Las Catalinas, consisting of approximately 1,200 acres in the Guanacaste area of Costa Rica, is envisioned to be a seaside resort town that builds on the design precedents of historic Mediterranean coastal and hill towns. The planning process included an extensive on-site reconnaissance and a week-long design charrette that brought together planners, architects, engineers, and economic analysts to determine areas that should be developed and preserved, character and scale of residential and commercial development and architecture, and transportation networks intended to minimize vehicular use. The resulting master plan framework is a series of beach and hill towns with a mix of residential, commercial, and recreational uses with each town having a unique identity based on topography and purpose.

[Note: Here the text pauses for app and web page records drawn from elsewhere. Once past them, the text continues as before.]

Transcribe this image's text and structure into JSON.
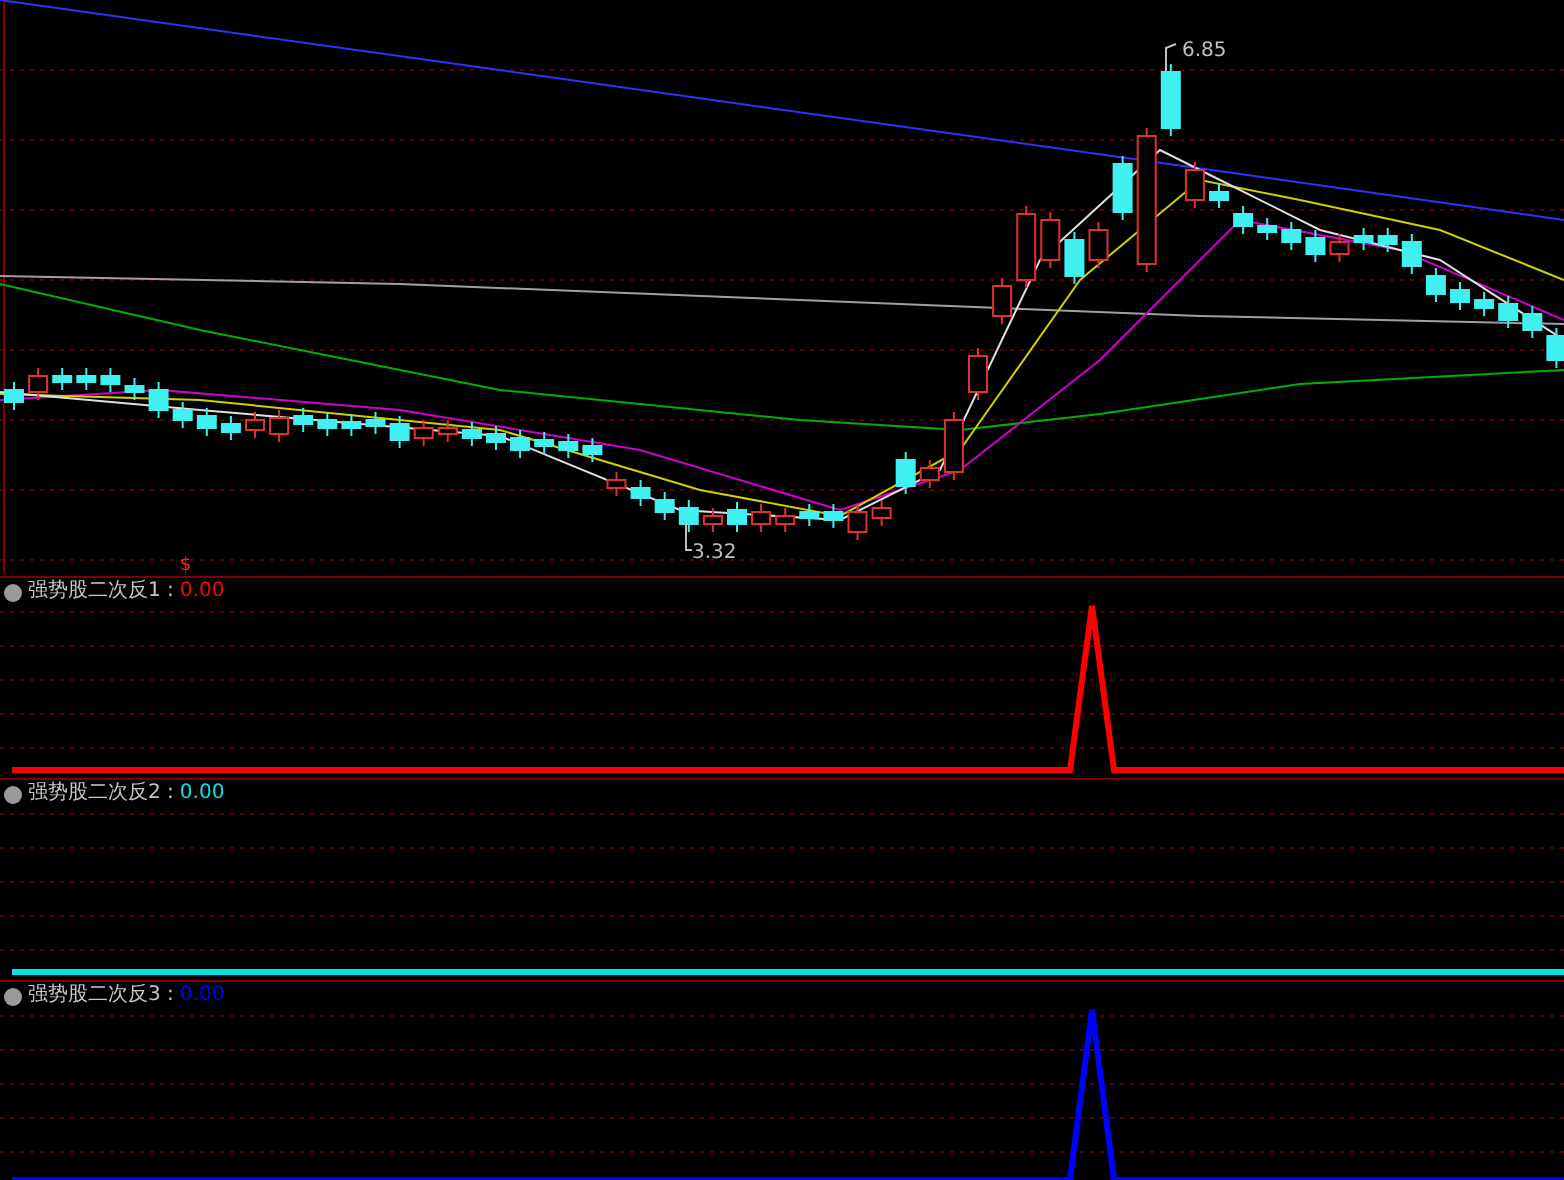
{
  "price_panel": {
    "high_label": "6.85",
    "low_label": "3.32",
    "signal_marker": "$"
  },
  "indicators": [
    {
      "label": "强势股二次反1 :",
      "value": "0.00",
      "color": "#ff0000",
      "kind": "spike"
    },
    {
      "label": "强势股二次反2 :",
      "value": "0.00",
      "color": "#00e5e5",
      "kind": "flat"
    },
    {
      "label": "强势股二次反3 :",
      "value": "0.00",
      "color": "#0000ff",
      "kind": "spike"
    }
  ]
}
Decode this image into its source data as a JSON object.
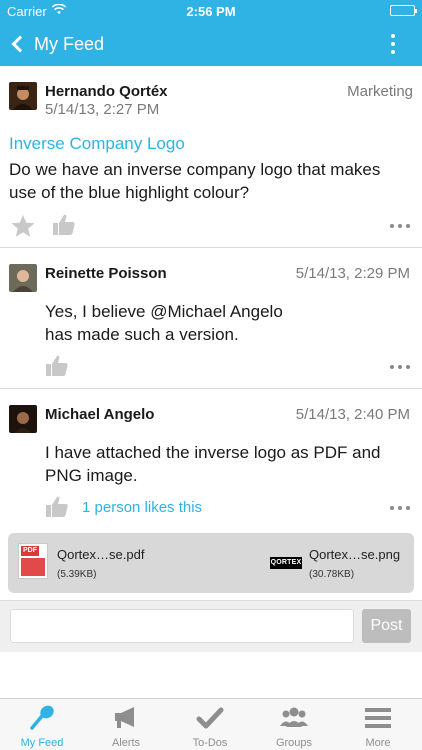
{
  "status_bar": {
    "carrier": "Carrier",
    "time": "2:56 PM"
  },
  "nav": {
    "back_label": "My Feed"
  },
  "posts": [
    {
      "author": "Hernando Qortéx",
      "timestamp": "5/14/13, 2:27 PM",
      "group": "Marketing",
      "subject": "Inverse Company Logo",
      "body": "Do we have an inverse company logo that makes use of the blue highlight colour?"
    },
    {
      "author": "Reinette Poisson",
      "timestamp": "5/14/13, 2:29 PM",
      "body_lines": [
        "Yes, I believe @Michael Angelo",
        "has made such a version."
      ]
    },
    {
      "author": "Michael Angelo",
      "timestamp": "5/14/13, 2:40 PM",
      "body_lines": [
        "I have attached the inverse logo as PDF and",
        "PNG image."
      ],
      "likes": "1 person likes this"
    }
  ],
  "attachments": [
    {
      "name": "Qortex…se.pdf",
      "size": "(5.39KB)",
      "icon": "pdf-file-icon",
      "badge": "PDF"
    },
    {
      "name": "Qortex…se.png",
      "size": "(30.78KB)",
      "icon": "image-file-icon",
      "logo": "QORTEX"
    }
  ],
  "reply": {
    "placeholder": "",
    "button": "Post"
  },
  "tabs": [
    {
      "label": "My Feed",
      "icon": "feed-icon",
      "active": true
    },
    {
      "label": "Alerts",
      "icon": "megaphone-icon",
      "active": false
    },
    {
      "label": "To-Dos",
      "icon": "checkmark-icon",
      "active": false
    },
    {
      "label": "Groups",
      "icon": "groups-icon",
      "active": false
    },
    {
      "label": "More",
      "icon": "menu-icon",
      "active": false
    }
  ],
  "colors": {
    "accent": "#2fb2e4",
    "icon_gray": "#8e8e8e"
  }
}
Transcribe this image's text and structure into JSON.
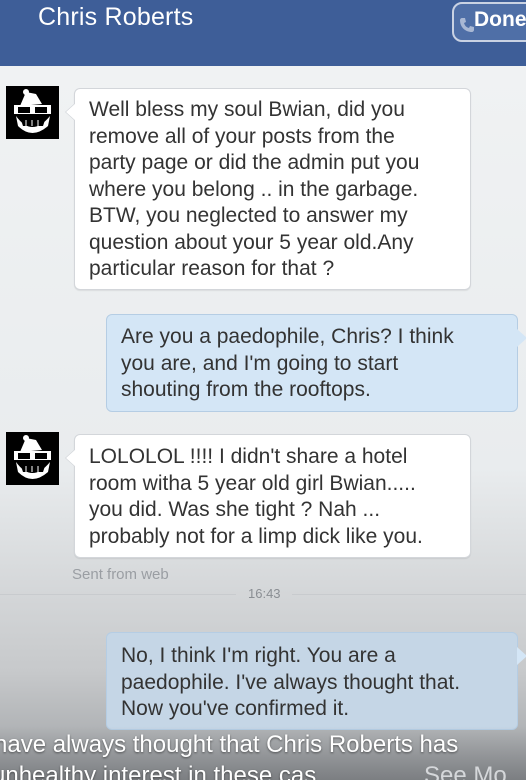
{
  "header": {
    "title": "Chris Roberts",
    "done_label": "Done",
    "phone_icon": "phone-icon",
    "bg_color": "#3e5e98"
  },
  "messages": [
    {
      "direction": "incoming",
      "text": "Well bless my soul Bwian, did you\nremove all of your posts from the\nparty page or did the admin put you\nwhere you belong .. in the garbage.\nBTW, you neglected to answer my\nquestion about your 5 year old.Any\nparticular reason for that ?"
    },
    {
      "direction": "outgoing",
      "text": "Are you a paedophile, Chris? I think\nyou are, and I'm going to start\nshouting from the rooftops."
    },
    {
      "direction": "incoming",
      "text": "LOLOLOL !!!!  I didn't share a hotel\nroom witha 5 year old girl Bwian.....\nyou did. Was she tight ? Nah ...\nprobably not for a limp dick like you."
    },
    {
      "direction": "outgoing",
      "text": "No, I think I'm right. You are a\npaedophile. I've always thought that.\nNow you've confirmed it."
    }
  ],
  "sent_from": "Sent from web",
  "timestamp": "16:43",
  "caption": {
    "line1": "have always thought that Chris Roberts has",
    "line2": "unhealthy interest in these cas",
    "see_more": "See Mo"
  }
}
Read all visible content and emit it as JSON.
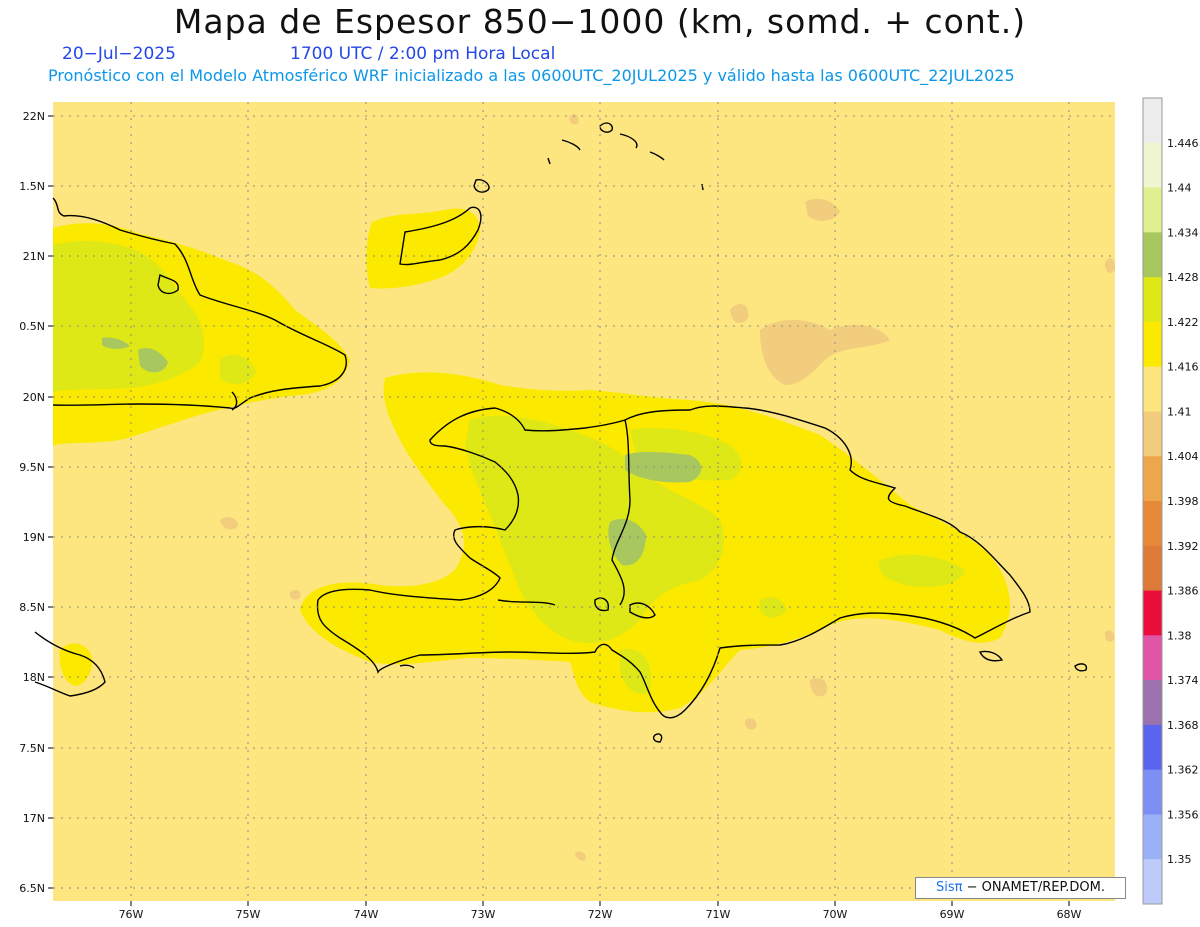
{
  "header": {
    "title": "Mapa de Espesor 850−1000 (km, somd. + cont.)",
    "date": "20−Jul−2025",
    "time": "1700 UTC / 2:00 pm Hora Local",
    "forecast": "Pronóstico con el Modelo Atmosférico WRF inicializado a las 0600UTC_20JUL2025 y válido hasta las  0600UTC_22JUL2025"
  },
  "map": {
    "lat_labels": [
      "22N",
      "1.5N",
      "21N",
      "0.5N",
      "20N",
      "9.5N",
      "19N",
      "8.5N",
      "18N",
      "7.5N",
      "17N",
      "6.5N"
    ],
    "lon_labels": [
      "76W",
      "75W",
      "74W",
      "73W",
      "72W",
      "71W",
      "70W",
      "69W",
      "68W"
    ],
    "colors": {
      "sea": "#fde680",
      "level_1416": "#fbe900",
      "level_1422": "#dde816",
      "level_1428": "#a8c75f",
      "level_1404": "#f2cd7d",
      "coast": "#000000",
      "grid": "#8a8a8a"
    }
  },
  "colorbar": {
    "levels": [
      {
        "label": "1.446",
        "color": "#ededed"
      },
      {
        "label": "1.44",
        "color": "#eff5cf"
      },
      {
        "label": "1.434",
        "color": "#e0f090"
      },
      {
        "label": "1.428",
        "color": "#a8c75f"
      },
      {
        "label": "1.422",
        "color": "#dde816"
      },
      {
        "label": "1.416",
        "color": "#fbe900"
      },
      {
        "label": "1.41",
        "color": "#fde680"
      },
      {
        "label": "1.404",
        "color": "#f2cd7d"
      },
      {
        "label": "1.398",
        "color": "#eea64b"
      },
      {
        "label": "1.392",
        "color": "#e68a3a"
      },
      {
        "label": "1.386",
        "color": "#dd7a38"
      },
      {
        "label": "1.38",
        "color": "#ea0d3c"
      },
      {
        "label": "1.374",
        "color": "#e055a8"
      },
      {
        "label": "1.368",
        "color": "#9b72ad"
      },
      {
        "label": "1.362",
        "color": "#5a64ee"
      },
      {
        "label": "1.356",
        "color": "#7b8ff5"
      },
      {
        "label": "1.35",
        "color": "#9ab1f8"
      },
      {
        "label": "",
        "color": "#bdcafa"
      }
    ]
  },
  "credit": {
    "brand": "Sisπ",
    "text": "− ONAMET/REP.DOM."
  }
}
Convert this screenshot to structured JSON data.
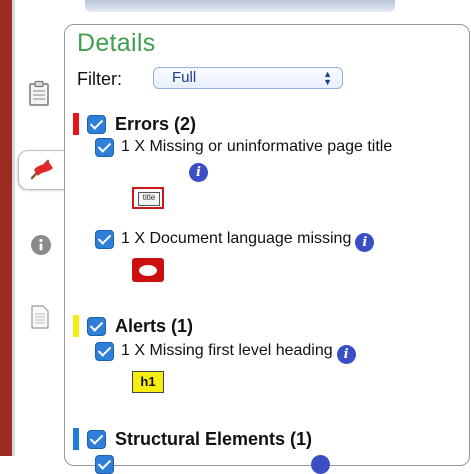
{
  "panel": {
    "title": "Details",
    "filter_label": "Filter:",
    "filter_value": "Full"
  },
  "sections": {
    "errors": {
      "title": "Errors (2)",
      "color": "#e8141c",
      "items": [
        {
          "text": "1 X Missing or uninformative page title",
          "badge": "title",
          "badge_text": "title"
        },
        {
          "text": "1 X Document language missing",
          "badge": "speech-bubble-icon"
        }
      ]
    },
    "alerts": {
      "title": "Alerts (1)",
      "color": "#f5ee10",
      "items": [
        {
          "text": "1 X Missing first level heading",
          "badge": "h1",
          "badge_text": "h1"
        }
      ]
    },
    "structural": {
      "title": "Structural Elements (1)",
      "color": "#1f7ed8"
    }
  },
  "sidebar": {
    "icons": [
      "clipboard-icon",
      "flag-icon",
      "info-icon",
      "document-icon"
    ]
  },
  "info_glyph": "i"
}
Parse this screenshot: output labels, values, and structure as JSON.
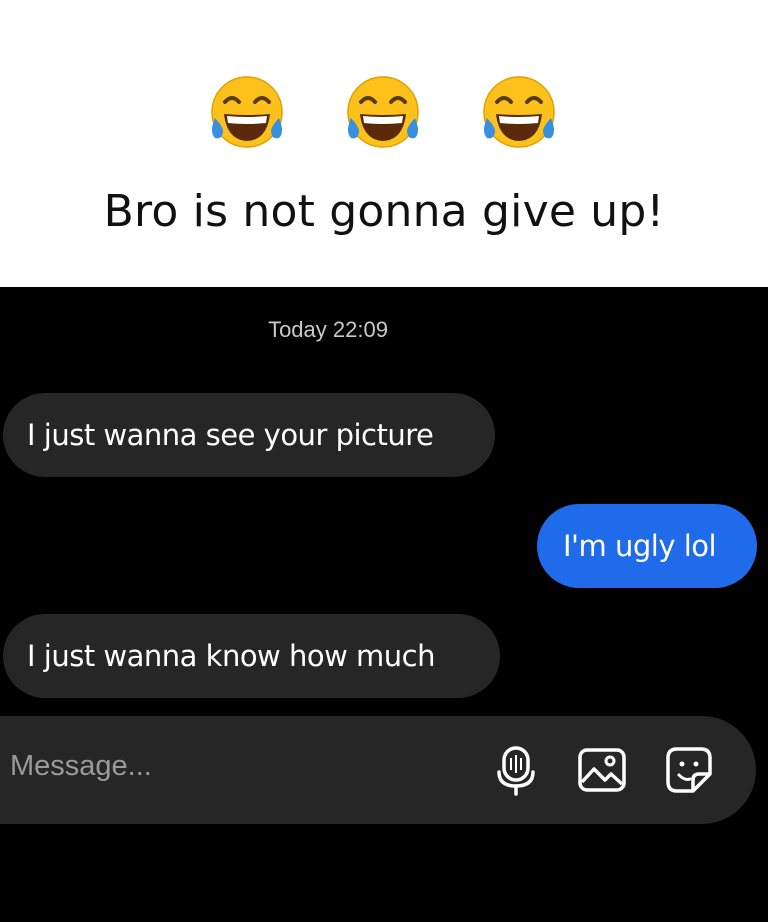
{
  "meme": {
    "emojis": [
      "face-with-tears-of-joy",
      "face-with-tears-of-joy",
      "face-with-tears-of-joy"
    ],
    "caption": "Bro is not gonna give up!"
  },
  "chat": {
    "timestamp": "Today 22:09",
    "messages": [
      {
        "direction": "incoming",
        "text": "I just wanna see your picture"
      },
      {
        "direction": "outgoing",
        "text": "I'm ugly lol"
      },
      {
        "direction": "incoming",
        "text": "I just wanna know how much"
      }
    ],
    "composer": {
      "placeholder": "Message...",
      "icons": [
        "microphone-icon",
        "image-icon",
        "sticker-icon"
      ]
    }
  },
  "colors": {
    "background_top": "#ffffff",
    "chat_background": "#000000",
    "incoming_bubble": "#262626",
    "outgoing_bubble": "#1f6bea",
    "text": "#ffffff"
  }
}
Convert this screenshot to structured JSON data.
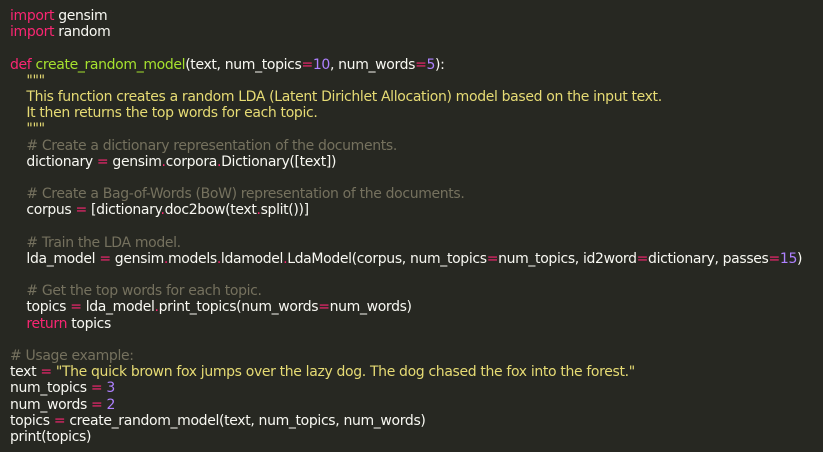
{
  "editor": {
    "theme": {
      "background": "#272822",
      "keyword": "#f92672",
      "function": "#a6e22e",
      "number": "#ae81ff",
      "string": "#e6db74",
      "comment": "#75715e",
      "text": "#f8f8f2"
    },
    "lines": [
      [
        {
          "t": "kw",
          "v": "import"
        },
        {
          "t": "tx",
          "v": " gensim"
        }
      ],
      [
        {
          "t": "kw",
          "v": "import"
        },
        {
          "t": "tx",
          "v": " random"
        }
      ],
      [],
      [
        {
          "t": "kw",
          "v": "def"
        },
        {
          "t": "tx",
          "v": " "
        },
        {
          "t": "fn",
          "v": "create_random_model"
        },
        {
          "t": "tx",
          "v": "(text, num_topics"
        },
        {
          "t": "op",
          "v": "="
        },
        {
          "t": "num",
          "v": "10"
        },
        {
          "t": "tx",
          "v": ", num_words"
        },
        {
          "t": "op",
          "v": "="
        },
        {
          "t": "num",
          "v": "5"
        },
        {
          "t": "tx",
          "v": "):"
        }
      ],
      [
        {
          "t": "tx",
          "v": "    "
        },
        {
          "t": "str",
          "v": "\"\"\""
        }
      ],
      [
        {
          "t": "str",
          "v": "    This function creates a random LDA (Latent Dirichlet Allocation) model based on the input text."
        }
      ],
      [
        {
          "t": "str",
          "v": "    It then returns the top words for each topic."
        }
      ],
      [
        {
          "t": "str",
          "v": "    \"\"\""
        }
      ],
      [
        {
          "t": "tx",
          "v": "    "
        },
        {
          "t": "cm",
          "v": "# Create a dictionary representation of the documents."
        }
      ],
      [
        {
          "t": "tx",
          "v": "    dictionary "
        },
        {
          "t": "op",
          "v": "="
        },
        {
          "t": "tx",
          "v": " gensim"
        },
        {
          "t": "op",
          "v": "."
        },
        {
          "t": "tx",
          "v": "corpora"
        },
        {
          "t": "op",
          "v": "."
        },
        {
          "t": "tx",
          "v": "Dictionary([text])"
        }
      ],
      [],
      [
        {
          "t": "tx",
          "v": "    "
        },
        {
          "t": "cm",
          "v": "# Create a Bag-of-Words (BoW) representation of the documents."
        }
      ],
      [
        {
          "t": "tx",
          "v": "    corpus "
        },
        {
          "t": "op",
          "v": "="
        },
        {
          "t": "tx",
          "v": " [dictionary"
        },
        {
          "t": "op",
          "v": "."
        },
        {
          "t": "tx",
          "v": "doc2bow(text"
        },
        {
          "t": "op",
          "v": "."
        },
        {
          "t": "tx",
          "v": "split())]"
        }
      ],
      [],
      [
        {
          "t": "tx",
          "v": "    "
        },
        {
          "t": "cm",
          "v": "# Train the LDA model."
        }
      ],
      [
        {
          "t": "tx",
          "v": "    lda_model "
        },
        {
          "t": "op",
          "v": "="
        },
        {
          "t": "tx",
          "v": " gensim"
        },
        {
          "t": "op",
          "v": "."
        },
        {
          "t": "tx",
          "v": "models"
        },
        {
          "t": "op",
          "v": "."
        },
        {
          "t": "tx",
          "v": "ldamodel"
        },
        {
          "t": "op",
          "v": "."
        },
        {
          "t": "tx",
          "v": "LdaModel(corpus, num_topics"
        },
        {
          "t": "op",
          "v": "="
        },
        {
          "t": "tx",
          "v": "num_topics, id2word"
        },
        {
          "t": "op",
          "v": "="
        },
        {
          "t": "tx",
          "v": "dictionary, passes"
        },
        {
          "t": "op",
          "v": "="
        },
        {
          "t": "num",
          "v": "15"
        },
        {
          "t": "tx",
          "v": ")"
        }
      ],
      [],
      [
        {
          "t": "tx",
          "v": "    "
        },
        {
          "t": "cm",
          "v": "# Get the top words for each topic."
        }
      ],
      [
        {
          "t": "tx",
          "v": "    topics "
        },
        {
          "t": "op",
          "v": "="
        },
        {
          "t": "tx",
          "v": " lda_model"
        },
        {
          "t": "op",
          "v": "."
        },
        {
          "t": "tx",
          "v": "print_topics(num_words"
        },
        {
          "t": "op",
          "v": "="
        },
        {
          "t": "tx",
          "v": "num_words)"
        }
      ],
      [
        {
          "t": "tx",
          "v": "    "
        },
        {
          "t": "kw",
          "v": "return"
        },
        {
          "t": "tx",
          "v": " topics"
        }
      ],
      [],
      [
        {
          "t": "cm",
          "v": "# Usage example:"
        }
      ],
      [
        {
          "t": "tx",
          "v": "text "
        },
        {
          "t": "op",
          "v": "="
        },
        {
          "t": "tx",
          "v": " "
        },
        {
          "t": "str",
          "v": "\"The quick brown fox jumps over the lazy dog. The dog chased the fox into the forest.\""
        }
      ],
      [
        {
          "t": "tx",
          "v": "num_topics "
        },
        {
          "t": "op",
          "v": "="
        },
        {
          "t": "tx",
          "v": " "
        },
        {
          "t": "num",
          "v": "3"
        }
      ],
      [
        {
          "t": "tx",
          "v": "num_words "
        },
        {
          "t": "op",
          "v": "="
        },
        {
          "t": "tx",
          "v": " "
        },
        {
          "t": "num",
          "v": "2"
        }
      ],
      [
        {
          "t": "tx",
          "v": "topics "
        },
        {
          "t": "op",
          "v": "="
        },
        {
          "t": "tx",
          "v": " create_random_model(text, num_topics, num_words)"
        }
      ],
      [
        {
          "t": "tx",
          "v": "print(topics)"
        }
      ]
    ]
  }
}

Beach Town, the main activity center, is located on the site’s prime beach frontage and will contain a broad range of retail, restaurant, entertainment, office, recreation, and other supporting uses. The town will be predominantly pedestrian-oriented but will provide for automobile access and parking. A diverse mix of residential options, often stacked above other street-level uses in multistory buildings, will include hotels, apartments, and attached, as well as detached dwellings.